HKDSE Geography/M5/Farming Inputs in Southern California
Weather and Climate
Southern California has a Mediterranean climate characterised by hot and dry summers (Apr -> Oct) and warm, humid winters (Nov -> Mar).
Insolation and Temperature
Insolation and temperature are high in Southern California. Southern California receives an annual temperature of 12 to 32 degrees.
It is hot in summer and warm in winter. This is both because it is located in mid-latitudes with high solar radiation input, and because the lack of cloud cover allows insolation to reach the ground directly without much scattering in the atmosphere.
Southern California receives scanty and unstable rainfall. The annual rainfall is around 200 to 500 mm. It mainly falls in winter. Annual variation of rainfall is great.

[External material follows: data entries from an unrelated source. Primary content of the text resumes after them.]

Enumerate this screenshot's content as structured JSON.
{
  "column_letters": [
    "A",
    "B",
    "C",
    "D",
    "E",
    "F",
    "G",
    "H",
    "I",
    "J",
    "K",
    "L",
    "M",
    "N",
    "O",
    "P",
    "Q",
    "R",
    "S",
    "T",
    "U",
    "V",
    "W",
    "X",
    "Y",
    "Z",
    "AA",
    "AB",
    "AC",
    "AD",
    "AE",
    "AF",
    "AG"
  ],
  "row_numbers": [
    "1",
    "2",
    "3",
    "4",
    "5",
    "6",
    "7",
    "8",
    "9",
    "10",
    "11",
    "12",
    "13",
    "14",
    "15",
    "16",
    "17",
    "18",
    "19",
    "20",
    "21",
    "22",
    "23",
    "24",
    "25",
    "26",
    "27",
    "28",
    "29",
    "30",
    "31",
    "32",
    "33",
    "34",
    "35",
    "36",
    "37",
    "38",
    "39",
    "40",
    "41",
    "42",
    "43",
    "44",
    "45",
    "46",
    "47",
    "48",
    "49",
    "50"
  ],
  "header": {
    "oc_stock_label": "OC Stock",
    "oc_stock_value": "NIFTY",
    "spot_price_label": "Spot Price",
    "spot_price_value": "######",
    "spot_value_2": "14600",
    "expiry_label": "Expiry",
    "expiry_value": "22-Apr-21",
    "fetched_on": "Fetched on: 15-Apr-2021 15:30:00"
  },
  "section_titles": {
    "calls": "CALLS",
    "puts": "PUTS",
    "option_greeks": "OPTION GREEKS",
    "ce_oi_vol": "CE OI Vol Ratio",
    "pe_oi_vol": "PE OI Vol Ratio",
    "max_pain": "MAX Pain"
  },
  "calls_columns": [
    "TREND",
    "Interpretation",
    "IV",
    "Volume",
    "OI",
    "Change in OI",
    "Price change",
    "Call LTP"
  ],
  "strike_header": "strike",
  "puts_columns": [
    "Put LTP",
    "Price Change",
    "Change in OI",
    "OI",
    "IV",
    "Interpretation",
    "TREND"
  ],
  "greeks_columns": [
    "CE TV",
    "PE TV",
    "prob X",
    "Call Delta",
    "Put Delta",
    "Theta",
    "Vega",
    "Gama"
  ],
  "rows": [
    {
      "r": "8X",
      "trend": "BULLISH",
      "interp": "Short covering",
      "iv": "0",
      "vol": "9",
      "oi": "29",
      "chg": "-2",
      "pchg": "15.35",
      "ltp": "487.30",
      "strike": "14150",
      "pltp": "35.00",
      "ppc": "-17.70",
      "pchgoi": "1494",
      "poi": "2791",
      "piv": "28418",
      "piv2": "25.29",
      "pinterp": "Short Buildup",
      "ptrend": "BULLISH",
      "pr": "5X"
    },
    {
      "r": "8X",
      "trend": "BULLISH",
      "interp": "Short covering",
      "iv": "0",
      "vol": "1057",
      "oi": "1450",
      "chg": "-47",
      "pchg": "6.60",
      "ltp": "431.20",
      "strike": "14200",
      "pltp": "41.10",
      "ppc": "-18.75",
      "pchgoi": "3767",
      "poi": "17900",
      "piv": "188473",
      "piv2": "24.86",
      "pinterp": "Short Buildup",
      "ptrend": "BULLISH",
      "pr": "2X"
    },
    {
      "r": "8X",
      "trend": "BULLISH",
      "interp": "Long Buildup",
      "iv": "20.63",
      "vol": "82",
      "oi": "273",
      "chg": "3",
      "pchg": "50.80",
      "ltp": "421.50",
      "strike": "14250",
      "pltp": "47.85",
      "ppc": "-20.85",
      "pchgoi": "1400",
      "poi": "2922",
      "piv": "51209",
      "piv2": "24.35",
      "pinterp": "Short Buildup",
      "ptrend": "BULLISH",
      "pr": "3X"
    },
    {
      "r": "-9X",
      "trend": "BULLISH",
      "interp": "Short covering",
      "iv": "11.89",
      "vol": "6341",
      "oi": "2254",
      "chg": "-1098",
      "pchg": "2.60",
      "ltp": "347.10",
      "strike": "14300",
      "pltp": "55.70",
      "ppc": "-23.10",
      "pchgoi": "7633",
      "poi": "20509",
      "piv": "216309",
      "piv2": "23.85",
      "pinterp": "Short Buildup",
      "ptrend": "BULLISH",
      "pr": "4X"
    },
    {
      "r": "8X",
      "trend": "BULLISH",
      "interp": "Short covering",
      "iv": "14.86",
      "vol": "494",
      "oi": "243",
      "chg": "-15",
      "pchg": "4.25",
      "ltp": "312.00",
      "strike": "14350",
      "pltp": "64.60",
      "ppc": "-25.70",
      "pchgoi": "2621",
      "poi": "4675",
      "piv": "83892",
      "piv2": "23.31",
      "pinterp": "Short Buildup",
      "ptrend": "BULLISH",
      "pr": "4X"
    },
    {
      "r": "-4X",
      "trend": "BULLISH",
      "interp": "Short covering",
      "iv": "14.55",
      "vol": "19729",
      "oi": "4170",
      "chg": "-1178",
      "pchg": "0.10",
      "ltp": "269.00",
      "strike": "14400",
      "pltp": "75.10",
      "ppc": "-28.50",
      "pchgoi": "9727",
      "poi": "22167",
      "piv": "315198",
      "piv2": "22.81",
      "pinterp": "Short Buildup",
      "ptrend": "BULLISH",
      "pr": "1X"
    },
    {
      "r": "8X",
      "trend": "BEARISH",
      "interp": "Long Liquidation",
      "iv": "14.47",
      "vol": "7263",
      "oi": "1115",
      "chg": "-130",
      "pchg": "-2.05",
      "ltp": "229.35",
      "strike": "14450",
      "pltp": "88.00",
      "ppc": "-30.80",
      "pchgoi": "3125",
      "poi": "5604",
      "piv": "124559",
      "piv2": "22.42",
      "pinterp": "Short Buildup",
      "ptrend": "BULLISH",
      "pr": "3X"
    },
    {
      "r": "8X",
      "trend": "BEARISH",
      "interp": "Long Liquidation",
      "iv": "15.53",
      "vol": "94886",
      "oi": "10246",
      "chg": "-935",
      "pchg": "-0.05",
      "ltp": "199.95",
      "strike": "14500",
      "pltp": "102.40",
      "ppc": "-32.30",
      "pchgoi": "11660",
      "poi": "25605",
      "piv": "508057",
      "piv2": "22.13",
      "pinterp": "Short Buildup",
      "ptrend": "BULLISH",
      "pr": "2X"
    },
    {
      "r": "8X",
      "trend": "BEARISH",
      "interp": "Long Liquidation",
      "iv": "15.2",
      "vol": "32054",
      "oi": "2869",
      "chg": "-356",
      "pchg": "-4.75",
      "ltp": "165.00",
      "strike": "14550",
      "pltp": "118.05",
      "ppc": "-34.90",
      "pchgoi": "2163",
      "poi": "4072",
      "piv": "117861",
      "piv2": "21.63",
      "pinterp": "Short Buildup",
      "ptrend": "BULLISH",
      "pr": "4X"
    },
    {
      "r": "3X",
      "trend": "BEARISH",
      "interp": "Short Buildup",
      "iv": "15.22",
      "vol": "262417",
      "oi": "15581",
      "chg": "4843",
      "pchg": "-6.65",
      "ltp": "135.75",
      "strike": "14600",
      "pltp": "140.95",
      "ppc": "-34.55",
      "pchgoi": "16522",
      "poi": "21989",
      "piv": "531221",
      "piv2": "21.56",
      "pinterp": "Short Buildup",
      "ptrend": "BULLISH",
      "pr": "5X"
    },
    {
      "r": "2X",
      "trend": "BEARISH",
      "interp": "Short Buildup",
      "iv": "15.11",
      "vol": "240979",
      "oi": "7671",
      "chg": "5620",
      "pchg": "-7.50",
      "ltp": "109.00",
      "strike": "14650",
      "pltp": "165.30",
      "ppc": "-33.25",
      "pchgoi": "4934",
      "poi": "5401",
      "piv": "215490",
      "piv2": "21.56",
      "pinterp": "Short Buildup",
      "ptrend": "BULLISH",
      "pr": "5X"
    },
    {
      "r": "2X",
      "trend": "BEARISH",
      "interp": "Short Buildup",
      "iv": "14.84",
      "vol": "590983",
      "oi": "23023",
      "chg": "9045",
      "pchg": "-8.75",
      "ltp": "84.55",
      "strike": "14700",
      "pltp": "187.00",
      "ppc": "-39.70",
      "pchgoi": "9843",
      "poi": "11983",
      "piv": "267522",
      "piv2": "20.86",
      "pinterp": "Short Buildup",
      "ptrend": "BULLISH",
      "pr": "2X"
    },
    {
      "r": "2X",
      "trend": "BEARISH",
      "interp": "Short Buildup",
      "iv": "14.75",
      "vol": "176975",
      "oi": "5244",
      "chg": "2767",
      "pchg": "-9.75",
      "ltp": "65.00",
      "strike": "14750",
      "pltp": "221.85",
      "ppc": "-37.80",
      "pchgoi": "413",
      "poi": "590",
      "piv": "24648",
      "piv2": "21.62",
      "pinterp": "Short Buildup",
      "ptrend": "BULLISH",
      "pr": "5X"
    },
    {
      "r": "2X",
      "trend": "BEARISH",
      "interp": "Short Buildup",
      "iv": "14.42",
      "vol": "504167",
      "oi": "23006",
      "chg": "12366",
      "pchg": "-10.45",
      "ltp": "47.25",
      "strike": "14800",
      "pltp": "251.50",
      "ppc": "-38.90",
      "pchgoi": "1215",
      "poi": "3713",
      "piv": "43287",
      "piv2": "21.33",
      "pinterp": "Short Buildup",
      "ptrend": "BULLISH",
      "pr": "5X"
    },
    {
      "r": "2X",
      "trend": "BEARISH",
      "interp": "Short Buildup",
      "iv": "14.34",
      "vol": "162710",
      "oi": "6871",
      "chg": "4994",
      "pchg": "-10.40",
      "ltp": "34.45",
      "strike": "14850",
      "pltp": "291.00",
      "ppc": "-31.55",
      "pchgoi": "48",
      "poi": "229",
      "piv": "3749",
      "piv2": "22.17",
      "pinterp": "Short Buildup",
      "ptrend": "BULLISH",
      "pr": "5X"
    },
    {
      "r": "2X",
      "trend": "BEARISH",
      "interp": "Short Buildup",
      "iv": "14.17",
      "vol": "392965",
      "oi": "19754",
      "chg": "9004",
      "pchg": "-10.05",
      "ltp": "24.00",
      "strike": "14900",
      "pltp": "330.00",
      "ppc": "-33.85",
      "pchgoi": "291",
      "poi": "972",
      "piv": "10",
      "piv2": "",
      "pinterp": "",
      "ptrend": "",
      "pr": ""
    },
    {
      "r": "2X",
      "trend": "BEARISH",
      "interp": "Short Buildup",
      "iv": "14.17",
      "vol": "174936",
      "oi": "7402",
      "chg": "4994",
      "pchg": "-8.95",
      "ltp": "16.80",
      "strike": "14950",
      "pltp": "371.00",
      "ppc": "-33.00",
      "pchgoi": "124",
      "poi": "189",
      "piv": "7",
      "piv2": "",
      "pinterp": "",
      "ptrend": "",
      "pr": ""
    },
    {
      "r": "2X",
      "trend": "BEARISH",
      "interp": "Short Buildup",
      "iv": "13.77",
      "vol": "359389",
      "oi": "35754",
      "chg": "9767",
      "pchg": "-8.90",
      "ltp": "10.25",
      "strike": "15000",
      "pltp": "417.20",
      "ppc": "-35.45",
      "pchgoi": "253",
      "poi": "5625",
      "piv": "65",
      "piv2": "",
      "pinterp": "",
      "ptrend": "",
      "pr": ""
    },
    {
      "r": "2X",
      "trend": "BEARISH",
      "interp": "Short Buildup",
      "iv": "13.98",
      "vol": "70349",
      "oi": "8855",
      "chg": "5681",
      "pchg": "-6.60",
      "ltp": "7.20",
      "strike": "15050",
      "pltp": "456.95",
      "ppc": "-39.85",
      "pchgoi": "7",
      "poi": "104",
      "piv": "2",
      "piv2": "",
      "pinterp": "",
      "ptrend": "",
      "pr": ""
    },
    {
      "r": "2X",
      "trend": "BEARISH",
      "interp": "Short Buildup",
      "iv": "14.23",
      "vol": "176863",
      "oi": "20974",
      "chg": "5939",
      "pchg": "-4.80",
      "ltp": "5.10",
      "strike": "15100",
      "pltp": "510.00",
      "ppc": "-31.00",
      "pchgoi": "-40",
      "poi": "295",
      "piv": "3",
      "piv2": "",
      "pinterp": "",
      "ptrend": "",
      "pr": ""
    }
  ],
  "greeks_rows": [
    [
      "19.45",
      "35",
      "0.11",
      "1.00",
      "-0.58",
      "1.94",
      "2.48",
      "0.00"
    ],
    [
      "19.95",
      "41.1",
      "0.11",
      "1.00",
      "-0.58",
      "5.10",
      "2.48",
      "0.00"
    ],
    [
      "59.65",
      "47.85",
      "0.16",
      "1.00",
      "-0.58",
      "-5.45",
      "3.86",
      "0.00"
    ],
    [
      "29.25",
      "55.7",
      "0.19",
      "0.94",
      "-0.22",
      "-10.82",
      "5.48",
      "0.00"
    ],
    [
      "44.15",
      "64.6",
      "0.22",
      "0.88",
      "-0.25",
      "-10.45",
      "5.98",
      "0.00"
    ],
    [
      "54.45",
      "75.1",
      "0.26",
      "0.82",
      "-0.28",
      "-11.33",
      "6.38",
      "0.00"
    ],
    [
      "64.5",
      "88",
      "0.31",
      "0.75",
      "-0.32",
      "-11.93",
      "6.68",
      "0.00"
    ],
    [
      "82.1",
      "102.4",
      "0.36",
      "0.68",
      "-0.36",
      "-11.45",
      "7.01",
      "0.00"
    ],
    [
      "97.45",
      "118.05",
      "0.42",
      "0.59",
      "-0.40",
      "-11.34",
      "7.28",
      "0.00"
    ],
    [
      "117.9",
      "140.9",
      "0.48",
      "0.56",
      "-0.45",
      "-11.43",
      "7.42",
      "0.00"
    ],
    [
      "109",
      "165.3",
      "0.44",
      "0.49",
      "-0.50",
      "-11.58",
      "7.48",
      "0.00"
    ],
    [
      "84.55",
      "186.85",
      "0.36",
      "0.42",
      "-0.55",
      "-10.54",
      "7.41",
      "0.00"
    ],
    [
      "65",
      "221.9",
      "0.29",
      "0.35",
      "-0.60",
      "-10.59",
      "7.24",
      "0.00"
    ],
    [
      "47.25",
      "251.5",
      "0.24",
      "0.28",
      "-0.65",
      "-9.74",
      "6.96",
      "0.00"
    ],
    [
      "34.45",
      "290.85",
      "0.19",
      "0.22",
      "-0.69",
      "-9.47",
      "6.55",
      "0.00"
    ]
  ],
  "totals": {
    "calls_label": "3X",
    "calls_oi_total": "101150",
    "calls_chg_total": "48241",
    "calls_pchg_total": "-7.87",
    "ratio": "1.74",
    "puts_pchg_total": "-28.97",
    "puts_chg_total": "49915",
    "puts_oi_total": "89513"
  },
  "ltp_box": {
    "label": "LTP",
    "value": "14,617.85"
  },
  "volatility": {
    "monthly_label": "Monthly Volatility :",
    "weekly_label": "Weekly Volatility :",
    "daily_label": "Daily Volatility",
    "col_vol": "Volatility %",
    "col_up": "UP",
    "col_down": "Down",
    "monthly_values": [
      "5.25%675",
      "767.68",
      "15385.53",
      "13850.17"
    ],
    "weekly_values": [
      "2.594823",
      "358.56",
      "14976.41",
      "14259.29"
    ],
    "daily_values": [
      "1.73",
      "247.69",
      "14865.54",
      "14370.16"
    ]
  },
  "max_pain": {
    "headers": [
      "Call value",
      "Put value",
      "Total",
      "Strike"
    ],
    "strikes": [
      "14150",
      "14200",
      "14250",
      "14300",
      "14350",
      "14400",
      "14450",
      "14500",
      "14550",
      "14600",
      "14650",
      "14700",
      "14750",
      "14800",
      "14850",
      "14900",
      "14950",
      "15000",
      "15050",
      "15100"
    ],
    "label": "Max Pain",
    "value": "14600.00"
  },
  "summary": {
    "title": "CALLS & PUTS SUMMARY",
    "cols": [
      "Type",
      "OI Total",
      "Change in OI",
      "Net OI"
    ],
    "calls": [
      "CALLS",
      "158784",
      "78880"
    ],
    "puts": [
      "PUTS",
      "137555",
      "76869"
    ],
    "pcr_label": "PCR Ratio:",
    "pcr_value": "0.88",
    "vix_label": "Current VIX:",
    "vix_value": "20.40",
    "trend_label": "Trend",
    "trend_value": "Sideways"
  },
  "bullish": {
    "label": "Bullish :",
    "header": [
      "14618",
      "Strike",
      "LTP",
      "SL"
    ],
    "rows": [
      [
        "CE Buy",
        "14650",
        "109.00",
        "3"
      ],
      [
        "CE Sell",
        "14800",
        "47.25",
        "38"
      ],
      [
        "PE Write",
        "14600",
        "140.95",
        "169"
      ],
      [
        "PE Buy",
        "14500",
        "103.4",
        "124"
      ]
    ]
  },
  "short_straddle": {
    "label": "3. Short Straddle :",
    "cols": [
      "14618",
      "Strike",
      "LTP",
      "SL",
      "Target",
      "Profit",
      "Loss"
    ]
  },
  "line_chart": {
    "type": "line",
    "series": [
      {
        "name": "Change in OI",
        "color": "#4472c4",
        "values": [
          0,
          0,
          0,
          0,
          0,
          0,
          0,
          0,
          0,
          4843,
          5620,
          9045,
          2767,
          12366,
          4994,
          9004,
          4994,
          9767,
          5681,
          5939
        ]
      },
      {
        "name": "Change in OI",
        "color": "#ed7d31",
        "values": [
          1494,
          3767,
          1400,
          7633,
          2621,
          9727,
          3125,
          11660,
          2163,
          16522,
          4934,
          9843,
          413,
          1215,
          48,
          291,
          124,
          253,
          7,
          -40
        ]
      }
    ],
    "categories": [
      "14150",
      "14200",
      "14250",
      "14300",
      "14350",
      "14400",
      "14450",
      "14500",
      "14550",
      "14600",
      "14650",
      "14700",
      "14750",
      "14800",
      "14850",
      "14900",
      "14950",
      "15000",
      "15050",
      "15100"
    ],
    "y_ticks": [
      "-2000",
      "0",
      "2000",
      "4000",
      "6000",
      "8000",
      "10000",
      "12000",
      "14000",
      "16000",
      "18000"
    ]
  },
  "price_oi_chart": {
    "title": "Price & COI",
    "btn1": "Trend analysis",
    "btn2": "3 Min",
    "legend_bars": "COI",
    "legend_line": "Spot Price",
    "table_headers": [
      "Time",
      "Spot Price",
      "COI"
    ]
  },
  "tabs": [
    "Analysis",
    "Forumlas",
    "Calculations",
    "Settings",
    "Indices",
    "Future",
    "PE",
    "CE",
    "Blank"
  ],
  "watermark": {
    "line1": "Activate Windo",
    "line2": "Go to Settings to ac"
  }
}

Rainfall decreases from north to south, and from east to west：
- The coastal areas receive much relief rain thanks to the Coast Ranges. However, on the leeward side, the Central Valley receives very little rainfall because it is in the rain shadow.
- The southern tip of California has a subtropical desert climate. Offshore winds remove moisture from the area throughout the year. Thus rainfall is very scarce.
The relief of Southern California is hilly, with the Sierra Nevada and Coast Ranges. However, extensive lowland can be found in the Central and Imperial Valleys, where much of the farming is concentrated.
The evaporation rate is very high, so soil moisture is low. Salinisation occurs:
- As the insolation and temperature are high, evaporation rate is high.
- The underground water rises to the earth's surface through capillary action.
- The underground water is evaporated, leaving a hardpan layer of salt crust on the earth's surface. Farming is thus hindered and the soil is thus alkaline.
As there is little vegetation cover in Southern California, the soil fertility is low.
It is mainly drained by the San Joaquin River in the Central Valley and the Colorado River in the Imperial Valley.